(1) Four Negro patients with mild sickle cell-thalassemia disease (heterozygous for the genes for S hemoglobin and for thalassemia) are described. In contrast to reports in the literature, some of these patients are only mildly anemic, or not anemic at all. In three, the values for MCV and MCH are decreased, but in one, all hematologic indices are normal. All four individuals show leptocytosis and elevated reticulocyte levels.
(2) Hemoglobin analyses, consisting of a combination of electrophoresis and the alkali denaturation technic, demonstrate the S + A + F pattern in three, and the S + A pattern in the fourth. These patterns are considered pathognomonic for sickle cell-thalassemia disease. They may be sharply differentiated from the S + F pattern, encountered in classical (homozygous) sickle cell anemia, and from the A + S pattern found in the heterozygous sickle cell trait.
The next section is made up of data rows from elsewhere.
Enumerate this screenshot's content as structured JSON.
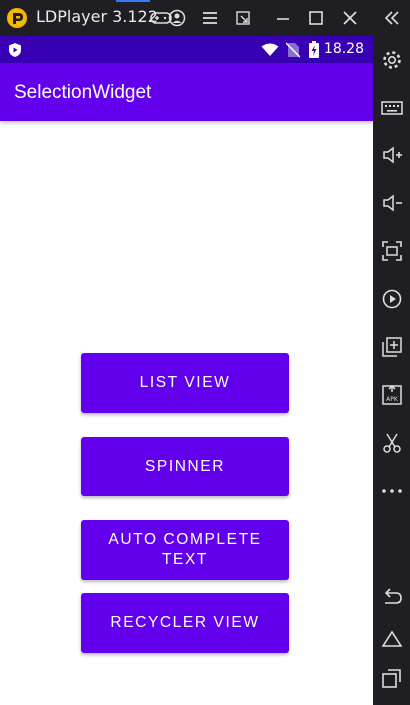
{
  "window": {
    "title": "LDPlayer 3.122"
  },
  "status_bar": {
    "time": "18.28"
  },
  "app_bar": {
    "title": "SelectionWidget"
  },
  "buttons": {
    "list_view": "LIST VIEW",
    "spinner": "SPINNER",
    "auto_complete_line1": "AUTO COMPLETE",
    "auto_complete_line2": "TEXT",
    "recycler_view": "RECYCLER VIEW"
  },
  "colors": {
    "primary": "#6200ee",
    "primary_dark": "#3700b3",
    "emulator_chrome": "#1f1f23",
    "logo": "#f5b800"
  },
  "toolbar_icons": [
    "settings-icon",
    "keyboard-icon",
    "volume-up-icon",
    "volume-down-icon",
    "fullscreen-icon",
    "record-icon",
    "multi-instance-icon",
    "apk-install-icon",
    "screenshot-scissors-icon",
    "more-icon",
    "back-icon",
    "home-icon",
    "recent-apps-icon"
  ]
}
The various types of hemoglobin are reported in the sequence of their quantitative representation in the hemolysate. Hemoglobin analysis is indispensable for the recognition of the different types of sickle cell disease.
(3) Evidence is cited that clinically almost asymptomatic sickle cell-thalassemia disease is probably not too rare in the American Negro population.
(4) The genetic aspects of the production of fetal hemoglobin are discussed. It is postulated that the production of fetal hemoglobin is also under genetic control. The genes for fetal hemoglobin are not alleles of the genes for normal adult hemoglobin and are physiologically almost completely suppressed by the latter. Pathologic genes may render this suppression incomplete.